Top Story — The Brazilian central bank issued a dismal economic forecast on Wednesday, predicting a contraction of the gross domestic product by 1.1 percent in 2015 and a nine percent inflation rate — the highest in more than a decade for the South American country. The forecast, if it comes to pass, would result in Brazil’s most significant recession in 25 years, at a time when the ruling Workers’ Party is in turmoil over its alleged involvement in a multi-billion dollar kickback scheme at partially state-owned oil giant Petrobras.
Central bank President Alexandre Tombini’s Wednesday announcement that the inflation rate would remain raised was in opposition to the bank’s prediction three months earlier that inflation would diminish to 7.9 percent by the end of the year. Tombini still maintains that the inflation rate will taper off to the targeted 4.5 percent in 2016.
The quarterly report published on Wednesday comes at a difficult time for President Dilma Rousseff, whose approval ratings currently stand at a record-low of 10 percent. Dozens of members of her Workers’ Party have been charged over their alleged role in the influence-peddling corruption scheme at Petrobras, which Rousseff chaired between 2003 and 2010. Even former President Luiz Inácio Lula da Silva distanced himself from Rousseff, his successor, when he criticized the current state of the Worker’s Party during a speech.
On Monday, the Brazilian president arrives in New York as part of a three-day visit to the United States to lure investment to her country.

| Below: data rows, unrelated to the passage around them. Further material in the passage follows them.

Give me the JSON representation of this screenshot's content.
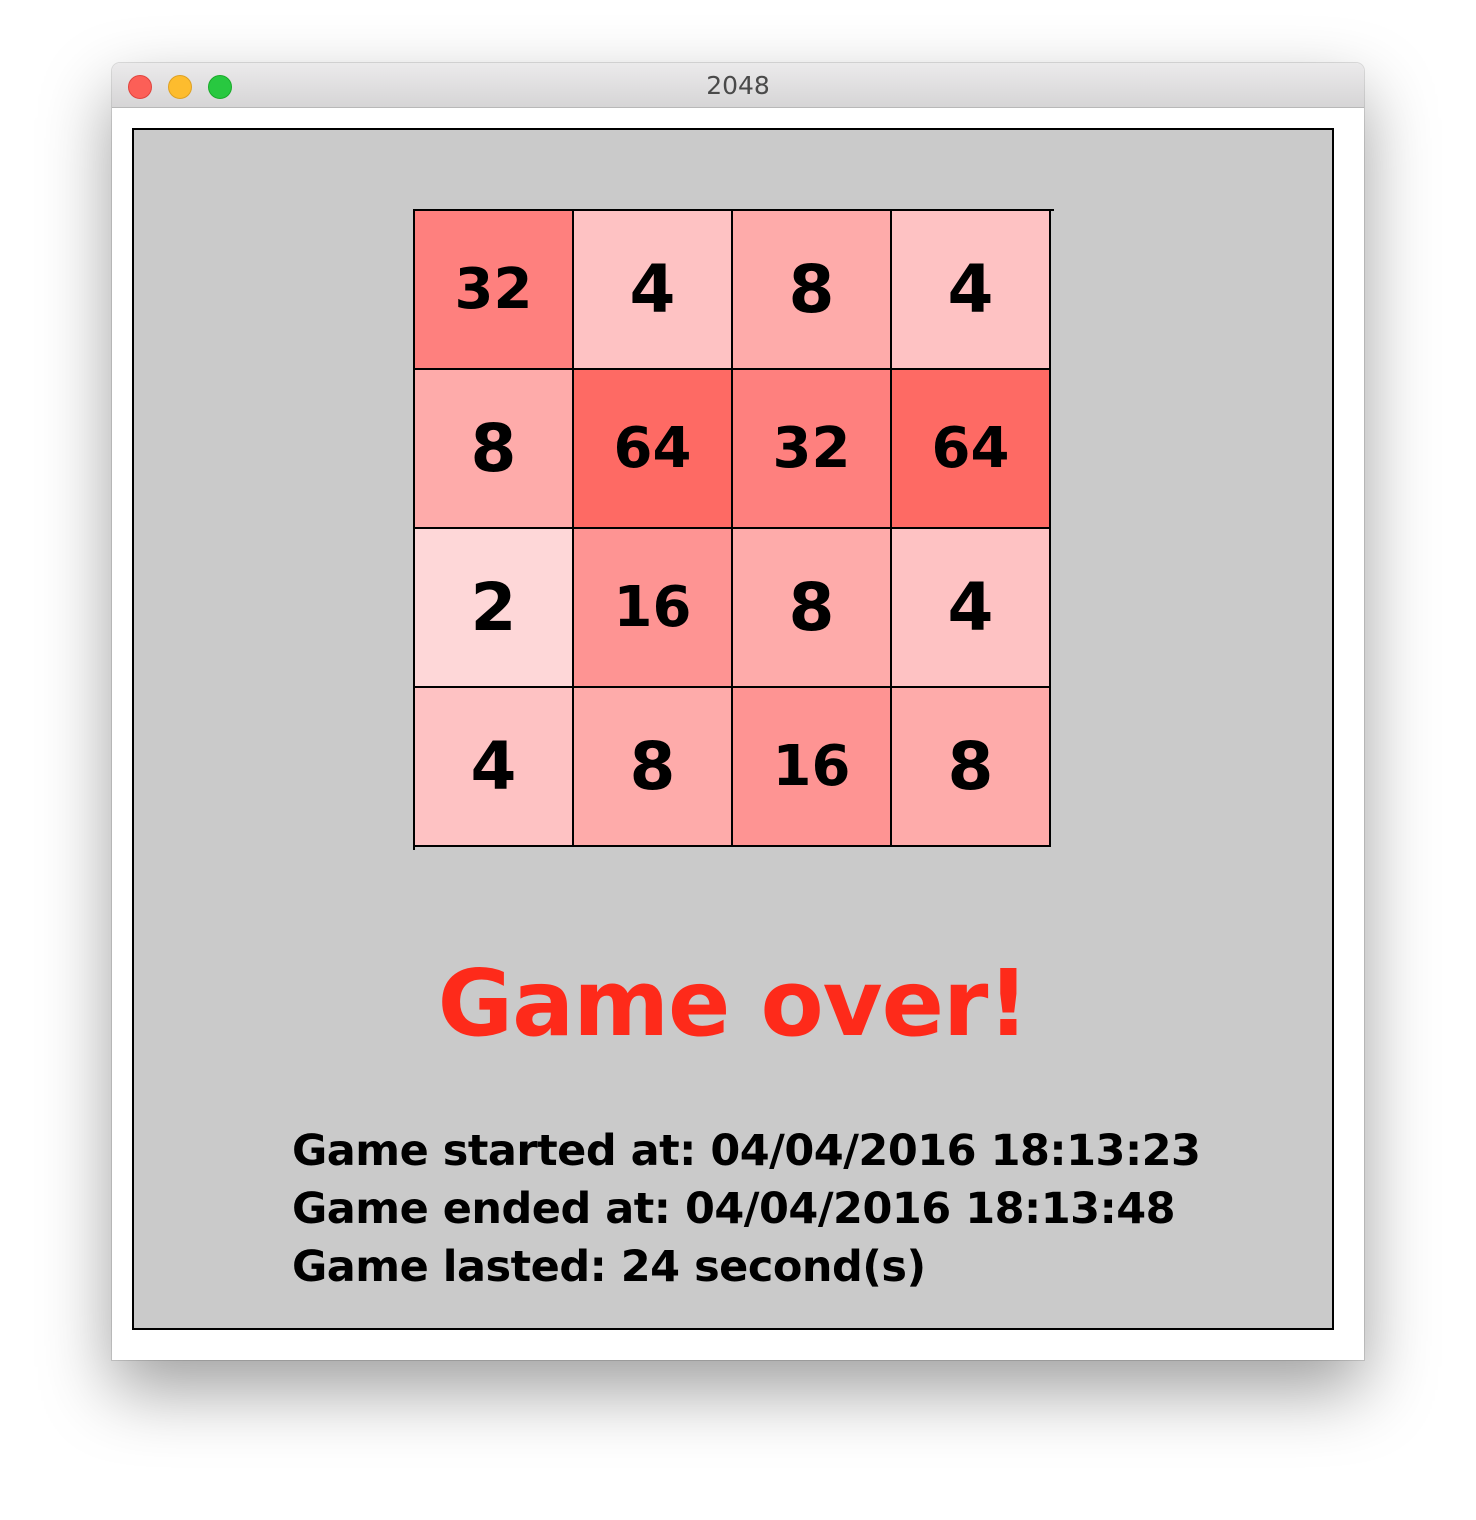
{
  "window": {
    "title": "2048"
  },
  "board": {
    "rows": [
      [
        32,
        4,
        8,
        4
      ],
      [
        8,
        64,
        32,
        64
      ],
      [
        2,
        16,
        8,
        4
      ],
      [
        4,
        8,
        16,
        8
      ]
    ],
    "tile_colors": {
      "2": "#fed7d8",
      "4": "#fec2c3",
      "8": "#feabaa",
      "16": "#fe9493",
      "32": "#fe807e",
      "64": "#fe6a64"
    }
  },
  "status": {
    "message": "Game over!",
    "message_color": "#fe2a1a"
  },
  "stats": {
    "started": "Game started at: 04/04/2016 18:13:23",
    "ended": "Game ended at: 04/04/2016 18:13:48",
    "lasted": "Game lasted: 24 second(s)"
  }
}
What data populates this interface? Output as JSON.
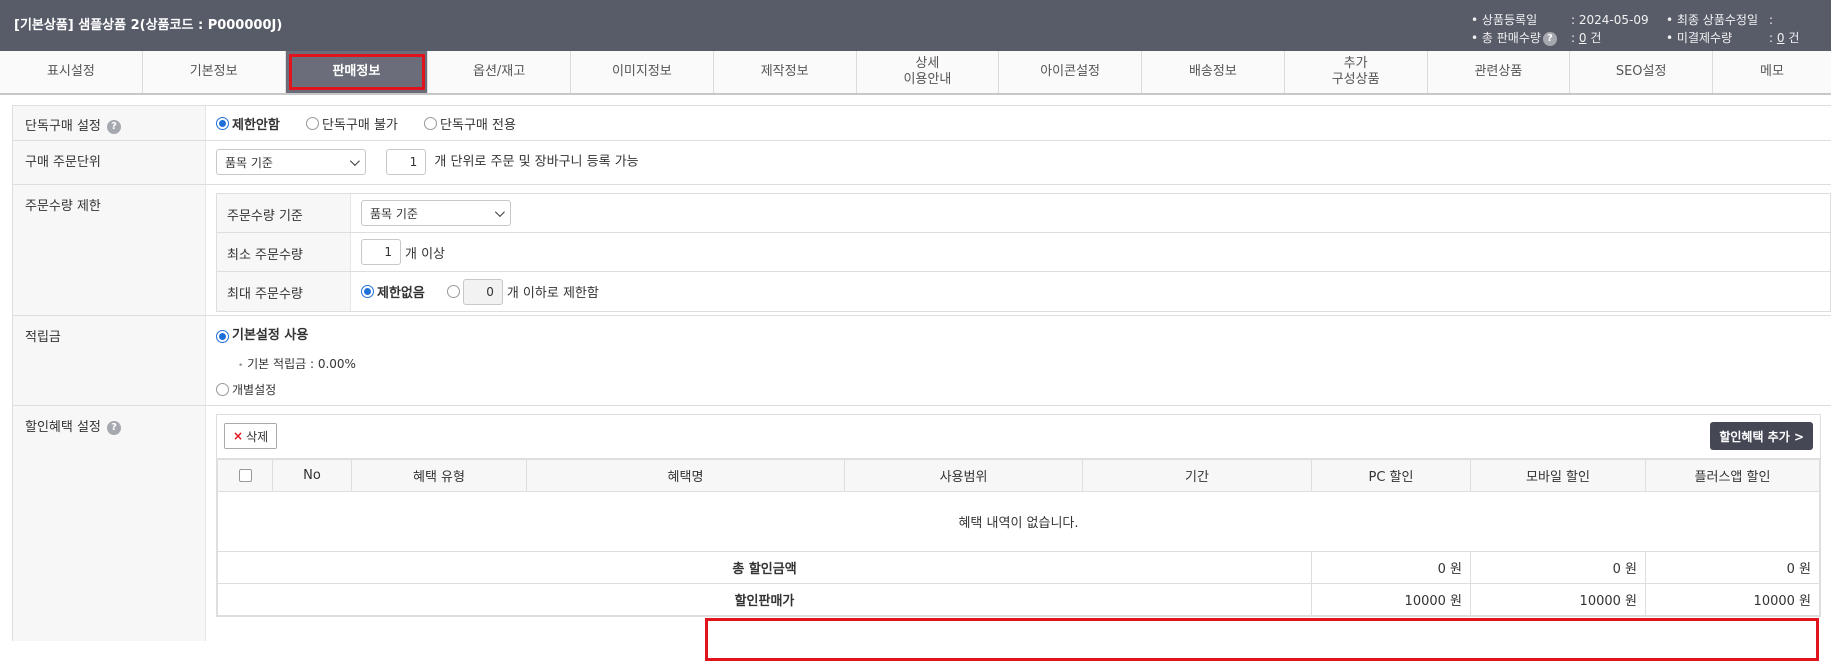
{
  "header": {
    "title": "[기본상품] 샘플상품 2(상품코드 : P000000J)",
    "meta": [
      {
        "label": "상품등록일",
        "value": ": 2024-05-09"
      },
      {
        "label": "총 판매수량",
        "value_prefix": ": ",
        "value_num": "0",
        "value_suffix": " 건",
        "help": "?"
      },
      {
        "label": "최종 상품수정일",
        "value": ":"
      },
      {
        "label": "미결제수량",
        "value_prefix": ": ",
        "value_num": "0",
        "value_suffix": " 건"
      }
    ]
  },
  "tabs": [
    {
      "label": "표시설정"
    },
    {
      "label": "기본정보"
    },
    {
      "label": "판매정보",
      "active": true
    },
    {
      "label": "옵션/재고"
    },
    {
      "label": "이미지정보"
    },
    {
      "label": "제작정보"
    },
    {
      "label": "상세\n이용안내"
    },
    {
      "label": "아이콘설정"
    },
    {
      "label": "배송정보"
    },
    {
      "label": "추가\n구성상품"
    },
    {
      "label": "관련상품"
    },
    {
      "label": "SEO설정"
    },
    {
      "label": "메모"
    }
  ],
  "single_purchase": {
    "label": "단독구매 설정",
    "help": "?",
    "options": [
      "제한안함",
      "단독구매 불가",
      "단독구매 전용"
    ],
    "selected": "제한안함"
  },
  "order_unit": {
    "label": "구매 주문단위",
    "select_value": "품목 기준",
    "qty": "1",
    "suffix": "개 단위로 주문 및 장바구니 등록 가능"
  },
  "order_limit": {
    "label": "주문수량 제한",
    "basis_label": "주문수량 기준",
    "basis_value": "품목 기준",
    "min_label": "최소 주문수량",
    "min_qty": "1",
    "min_suffix": "개 이상",
    "max_label": "최대 주문수량",
    "max_option_unlimited": "제한없음",
    "max_qty": "0",
    "max_suffix": "개 이하로 제한함"
  },
  "points": {
    "label": "적립금",
    "option_default": "기본설정 사용",
    "default_rate_text": "기본 적립금 : 0.00%",
    "option_custom": "개별설정"
  },
  "discount": {
    "label": "할인혜택 설정",
    "help": "?",
    "delete_label": "삭제",
    "add_label": "할인혜택 추가 >",
    "columns": [
      "No",
      "혜택 유형",
      "혜택명",
      "사용범위",
      "기간",
      "PC 할인",
      "모바일 할인",
      "플러스앱 할인"
    ],
    "empty_text": "혜택 내역이 없습니다.",
    "total_label": "총 할인금액",
    "total_values": [
      "0 원",
      "0 원",
      "0 원"
    ],
    "sale_label": "할인판매가",
    "sale_values": [
      "10000 원",
      "10000 원",
      "10000 원"
    ]
  },
  "highlight_color": "#e0141d"
}
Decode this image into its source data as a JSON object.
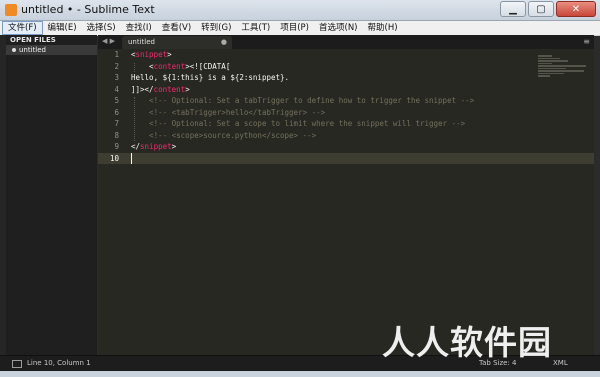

According to Reuters, however, it will be difficult for Rousseff to “convince Wall Street” that her weakened government is capable of pulling Brazil out of its stagnation and return to its former economic success.
Headlines from the Western Hemisphere
- The U.S. Embassy in Mexico reported the hijacking of a truck that was carrying a shipment of border crossing cards in northern Mexico.
- Mexico has more investment projects under negotiation with Cuba than any other Latin American country, according to a Reuters interview with ProMexico, a Mexican government agency promoting foreign trade.
- The Caribbean is experiencing its worst drought in five years according to an AP report, forcing countries in the region to adopt drastic water-conservation measures.
- According to a Huffington Post report, 60,000 of the approximately 200,000 people made stateless by recent changes to citizenship rights in the Dominican Republic are children or teenagers, most of whom will be unable to enroll in school next semester due to lack of documentation.
- Panama’s former dictator Manuel Noriega asked for forgiveness for military actions during his presidency that lead to the 1989 U.S. invasion of Panama, in an interview with television network Telemetro.
- A Human Rights Watch report released Wednesday claims that top Colombian generals and colonels were aware of and may have furthered the widespread extrajudicial killings of civilians between 2002 and 2008, known as the “false positives” scandal.
- Venezuelan authorities freed two student activists on Wednesday who had been in prison since last year’s anti-government demonstrations.
- Police in Brazil said Wednesday that they intercepted a note from Marcelo Odebrecht, the CEO of Brazil’s biggest construction company, asking his lawyer to destroy his email correspondence after he was arrested Friday on corruption charges.
- Brazilian indigenous leader Ademir Kaba Manduruku accused his country’s government of violating both international law and its own constitution by moving forward with the construction of the controversial Belo Monte dam, when he spoke at the 29th United Nations Human Rights Council in Geneva.